In 2013, using a trend line from indexed articles in 3ie’s old impact evaluation database, Bill Savedoff looked back on a few seminal events in the history of impact evaluation (here). His graphic showed a precipitous rise in the publication of impact evaluations over the previous five years. In the graphic below, we compare his old trend line (in red) to the IER’s more complete body of evidence (in blue). We now know that published evaluation evidence stretches back as far as 1981, and actually began to take off in the mid- to late-1990s, mostly in health. After 2000, social science publications gained a larger share of the total. Studies in all sectors increased dramatically after 2008. Evidence production still seems to be on the rise (though we’ll know more after this summer’s new round of search and screening).
We’ve learned a few other things as well. CMB find that most impact evaluations are focused on health, education, social protection, and/or agriculture. Randomised controlled trials dominate the literature in only a few sectors (health, education, information and communications technology, and water and sanitation services). Meanwhile, quasi-experimental methods are employed more frequently in agriculture and rural development, transportation, economic policy, and environment and disaster management.
The following heat map shows that impact evaluations are concentrated mostly in South Asia, East Africa, South and Central America, and Southeast Asia. Meanwhile, notable gaps exist in other regions of the world like North, Central, and West Africa, and the Middle East. A very large share of studies (22.5 per cent) is also concentrated in just three countries: India, China and Mexico.
CMB find a few more interesting (possibly disturbing) trends. Impact evaluations are published at a much slower rate (from end line data collection to publication) among journals in the social sciences (6.18 years) compared to those in the health sciences (3.75 years), from banks and international lending agencies (3.55 years), universities and research institutes (3.54 years), and government agencies (1.00 years). Further, CMB find that impact evaluation authorship is dominated by researchers with institutional affiliations in Western Europe and North America (not including Mexico) (49.7 per cent), and that this trend has only increased over the last 5 years.

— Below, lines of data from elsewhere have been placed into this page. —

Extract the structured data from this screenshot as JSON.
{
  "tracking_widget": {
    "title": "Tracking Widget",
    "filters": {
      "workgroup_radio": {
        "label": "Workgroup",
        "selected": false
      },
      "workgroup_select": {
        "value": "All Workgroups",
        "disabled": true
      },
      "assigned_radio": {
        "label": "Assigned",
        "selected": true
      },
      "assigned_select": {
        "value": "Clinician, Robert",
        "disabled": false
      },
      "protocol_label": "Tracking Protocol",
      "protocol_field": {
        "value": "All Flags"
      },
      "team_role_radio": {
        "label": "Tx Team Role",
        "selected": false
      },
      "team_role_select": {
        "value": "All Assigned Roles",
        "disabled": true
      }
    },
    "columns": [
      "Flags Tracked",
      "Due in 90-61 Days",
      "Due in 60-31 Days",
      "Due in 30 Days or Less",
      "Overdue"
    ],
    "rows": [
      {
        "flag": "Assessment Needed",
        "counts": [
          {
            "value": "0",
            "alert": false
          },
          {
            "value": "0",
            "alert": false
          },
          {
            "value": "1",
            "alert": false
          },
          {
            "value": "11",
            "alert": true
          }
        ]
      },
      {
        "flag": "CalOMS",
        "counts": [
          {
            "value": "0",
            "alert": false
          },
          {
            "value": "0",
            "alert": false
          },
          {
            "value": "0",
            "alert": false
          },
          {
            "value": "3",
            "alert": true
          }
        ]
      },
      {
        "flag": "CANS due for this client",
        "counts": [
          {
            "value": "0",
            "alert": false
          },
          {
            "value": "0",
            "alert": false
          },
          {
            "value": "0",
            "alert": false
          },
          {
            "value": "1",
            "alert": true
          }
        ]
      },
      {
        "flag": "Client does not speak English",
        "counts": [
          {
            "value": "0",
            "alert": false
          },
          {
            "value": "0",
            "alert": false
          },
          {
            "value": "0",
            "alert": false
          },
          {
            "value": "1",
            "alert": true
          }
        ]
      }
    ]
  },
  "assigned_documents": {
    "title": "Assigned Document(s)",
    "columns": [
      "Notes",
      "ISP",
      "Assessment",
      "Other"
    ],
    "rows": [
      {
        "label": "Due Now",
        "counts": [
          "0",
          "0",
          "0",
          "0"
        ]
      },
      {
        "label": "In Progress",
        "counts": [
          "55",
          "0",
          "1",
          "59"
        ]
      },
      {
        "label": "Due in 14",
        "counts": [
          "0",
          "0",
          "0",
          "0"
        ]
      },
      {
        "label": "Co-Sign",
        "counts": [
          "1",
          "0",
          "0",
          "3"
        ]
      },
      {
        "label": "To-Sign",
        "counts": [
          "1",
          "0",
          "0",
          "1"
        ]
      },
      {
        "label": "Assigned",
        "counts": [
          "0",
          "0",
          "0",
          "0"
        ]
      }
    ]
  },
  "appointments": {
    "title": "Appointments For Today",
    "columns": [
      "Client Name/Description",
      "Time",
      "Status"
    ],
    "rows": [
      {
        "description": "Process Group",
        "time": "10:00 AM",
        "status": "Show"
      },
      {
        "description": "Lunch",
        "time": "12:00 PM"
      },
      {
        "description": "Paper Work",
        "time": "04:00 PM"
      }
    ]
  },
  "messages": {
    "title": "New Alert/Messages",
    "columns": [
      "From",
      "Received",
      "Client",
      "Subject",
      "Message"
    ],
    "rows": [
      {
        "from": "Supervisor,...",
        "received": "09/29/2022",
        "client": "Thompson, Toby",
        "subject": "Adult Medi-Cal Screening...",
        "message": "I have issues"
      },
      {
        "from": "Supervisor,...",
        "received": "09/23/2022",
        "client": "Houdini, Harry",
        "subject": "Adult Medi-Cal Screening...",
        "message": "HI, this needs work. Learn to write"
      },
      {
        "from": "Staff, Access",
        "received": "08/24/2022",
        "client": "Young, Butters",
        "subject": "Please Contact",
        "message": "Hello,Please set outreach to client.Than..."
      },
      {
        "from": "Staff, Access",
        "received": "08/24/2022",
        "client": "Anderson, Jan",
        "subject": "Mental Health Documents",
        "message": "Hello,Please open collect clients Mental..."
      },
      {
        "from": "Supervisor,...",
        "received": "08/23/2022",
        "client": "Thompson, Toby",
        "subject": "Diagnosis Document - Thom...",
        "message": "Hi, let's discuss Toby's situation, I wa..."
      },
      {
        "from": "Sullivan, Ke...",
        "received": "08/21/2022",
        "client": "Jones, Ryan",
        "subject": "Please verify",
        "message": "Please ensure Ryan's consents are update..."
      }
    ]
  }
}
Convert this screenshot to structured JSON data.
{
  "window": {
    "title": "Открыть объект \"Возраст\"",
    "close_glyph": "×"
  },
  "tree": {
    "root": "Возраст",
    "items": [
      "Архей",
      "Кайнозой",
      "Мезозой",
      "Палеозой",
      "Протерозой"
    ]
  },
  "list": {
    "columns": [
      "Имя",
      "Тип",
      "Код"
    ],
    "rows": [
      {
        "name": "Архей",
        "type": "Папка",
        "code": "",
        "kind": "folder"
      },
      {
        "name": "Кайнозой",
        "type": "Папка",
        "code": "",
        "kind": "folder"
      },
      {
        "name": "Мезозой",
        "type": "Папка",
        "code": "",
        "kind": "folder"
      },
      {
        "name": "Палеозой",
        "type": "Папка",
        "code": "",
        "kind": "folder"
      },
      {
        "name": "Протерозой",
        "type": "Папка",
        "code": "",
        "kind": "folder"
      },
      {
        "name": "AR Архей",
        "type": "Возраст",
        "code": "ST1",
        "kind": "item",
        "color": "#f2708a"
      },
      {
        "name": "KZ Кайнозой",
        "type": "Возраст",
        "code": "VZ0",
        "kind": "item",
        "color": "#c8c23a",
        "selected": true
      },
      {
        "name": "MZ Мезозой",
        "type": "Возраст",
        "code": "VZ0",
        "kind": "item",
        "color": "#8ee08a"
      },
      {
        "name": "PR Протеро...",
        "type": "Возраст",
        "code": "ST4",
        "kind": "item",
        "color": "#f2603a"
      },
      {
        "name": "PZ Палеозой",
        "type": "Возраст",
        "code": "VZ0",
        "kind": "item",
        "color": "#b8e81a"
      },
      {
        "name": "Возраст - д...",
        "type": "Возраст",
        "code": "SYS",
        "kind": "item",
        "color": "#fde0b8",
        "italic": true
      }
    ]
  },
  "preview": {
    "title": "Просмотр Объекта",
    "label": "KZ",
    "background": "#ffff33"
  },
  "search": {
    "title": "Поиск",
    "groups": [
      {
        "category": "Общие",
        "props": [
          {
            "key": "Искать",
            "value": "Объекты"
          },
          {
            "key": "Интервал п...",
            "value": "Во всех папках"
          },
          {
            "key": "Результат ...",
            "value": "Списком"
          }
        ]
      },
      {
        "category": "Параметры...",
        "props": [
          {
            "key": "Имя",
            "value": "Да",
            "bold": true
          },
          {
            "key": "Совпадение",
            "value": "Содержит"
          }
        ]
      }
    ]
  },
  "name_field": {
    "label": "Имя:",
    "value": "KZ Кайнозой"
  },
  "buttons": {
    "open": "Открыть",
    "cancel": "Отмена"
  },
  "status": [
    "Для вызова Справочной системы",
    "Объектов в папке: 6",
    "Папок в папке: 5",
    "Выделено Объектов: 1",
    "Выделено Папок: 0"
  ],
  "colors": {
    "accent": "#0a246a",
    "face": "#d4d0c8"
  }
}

In the coming months, we plan to revise our search and screening protocol to increase and improve search results, search for content published in additional languages, such as Spanish and Portuguese, and increase the number of databases and websites we search. We have also developed systems to update our records at a regular time each year and will be expanding the number of sectors and subsectors in which we index studies. We also hope to direct future efforts towards enhancing web capabilities and introducing data visualisation tools to enhance the usability of the IER. Open data and research transparency are also values we embrace at 3ie, which is why we are working to make the repository more accessible to the public by ultimately adopting best practices espoused by the Open Data Institute, Open Science Framework, and the Berkeley Initiative for Transparency in the Social Sciences.
The impact evaluation repository is an important public good. But in all this rush to make more and better evidence increasingly accessible to the international development community, we are eager for suggestions. Is there an area you think we should explore? A service you’d like to see available through the IER? Sectors you’d like to be added to our list? Please suggest them in the comments below or email us at firstname.lastname@example.org.